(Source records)
= = =
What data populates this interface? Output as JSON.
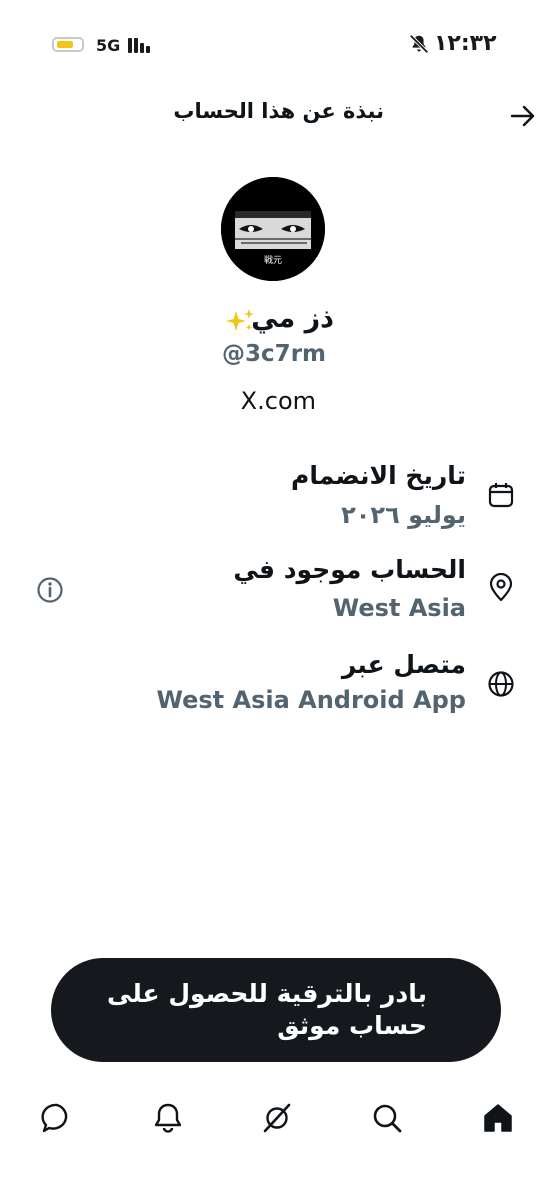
{
  "status_bar": {
    "network": "5G",
    "time": "١٢:٣٢",
    "battery_level": 0.55,
    "icons": [
      "battery-icon",
      "signal-icon",
      "mute-icon"
    ]
  },
  "header": {
    "title": "نبذة عن هذا الحساب",
    "back_icon": "arrow-right-icon"
  },
  "profile": {
    "display_name": "ذز مي",
    "display_name_icon": "sparkles-icon",
    "handle": "@3c7rm",
    "website": "X.com",
    "avatar_icon": "avatar-image"
  },
  "info_rows": [
    {
      "icon": "calendar-icon",
      "title": "تاريخ الانضمام",
      "value": "يوليو ٢٠٢٦"
    },
    {
      "icon": "location-pin-icon",
      "title": "الحساب موجود في",
      "value": "West Asia"
    },
    {
      "icon": "globe-icon",
      "title": "متصل عبر",
      "value": "West Asia Android App"
    }
  ],
  "upgrade": {
    "line1": "بادر بالترقية للحصول على",
    "line2": "حساب موثق"
  },
  "bottom_nav": [
    "messages-icon",
    "notifications-icon",
    "grok-icon",
    "search-icon",
    "home-icon"
  ],
  "colors": {
    "text_primary": "#0f1419",
    "text_secondary": "#536471",
    "button_bg": "#15181c",
    "battery_fill": "#f5c518"
  }
}
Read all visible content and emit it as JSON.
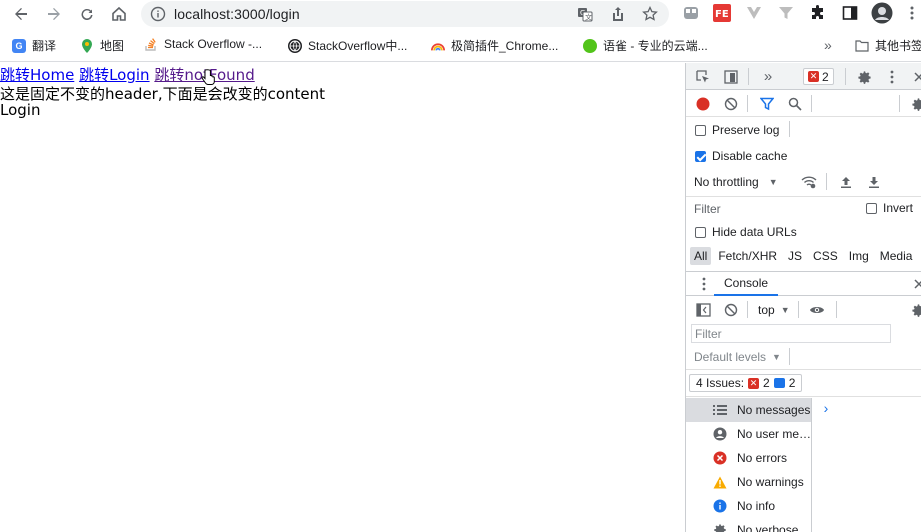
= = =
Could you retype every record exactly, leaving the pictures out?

# TASK SOLUTION
What data populates this interface? Output as JSON.
{
  "status_bar": {
    "network": "5G",
    "time": "١٢:٣٢",
    "battery_level": 0.55,
    "icons": [
      "battery-icon",
      "signal-icon",
      "mute-icon"
    ]
  },
  "header": {
    "title": "نبذة عن هذا الحساب",
    "back_icon": "arrow-right-icon"
  },
  "profile": {
    "display_name": "ذز مي",
    "display_name_icon": "sparkles-icon",
    "handle": "@3c7rm",
    "website": "X.com",
    "avatar_icon": "avatar-image"
  },
  "info_rows": [
    {
      "icon": "calendar-icon",
      "title": "تاريخ الانضمام",
      "value": "يوليو ٢٠٢٦"
    },
    {
      "icon": "location-pin-icon",
      "title": "الحساب موجود في",
      "value": "West Asia"
    },
    {
      "icon": "globe-icon",
      "title": "متصل عبر",
      "value": "West Asia Android App"
    }
  ],
  "upgrade": {
    "line1": "بادر بالترقية للحصول على",
    "line2": "حساب موثق"
  },
  "bottom_nav": [
    "messages-icon",
    "notifications-icon",
    "grok-icon",
    "search-icon",
    "home-icon"
  ],
  "colors": {
    "text_primary": "#0f1419",
    "text_secondary": "#536471",
    "button_bg": "#15181c",
    "battery_fill": "#f5c518"
  }
}
Read all visible content and emit it as JSON.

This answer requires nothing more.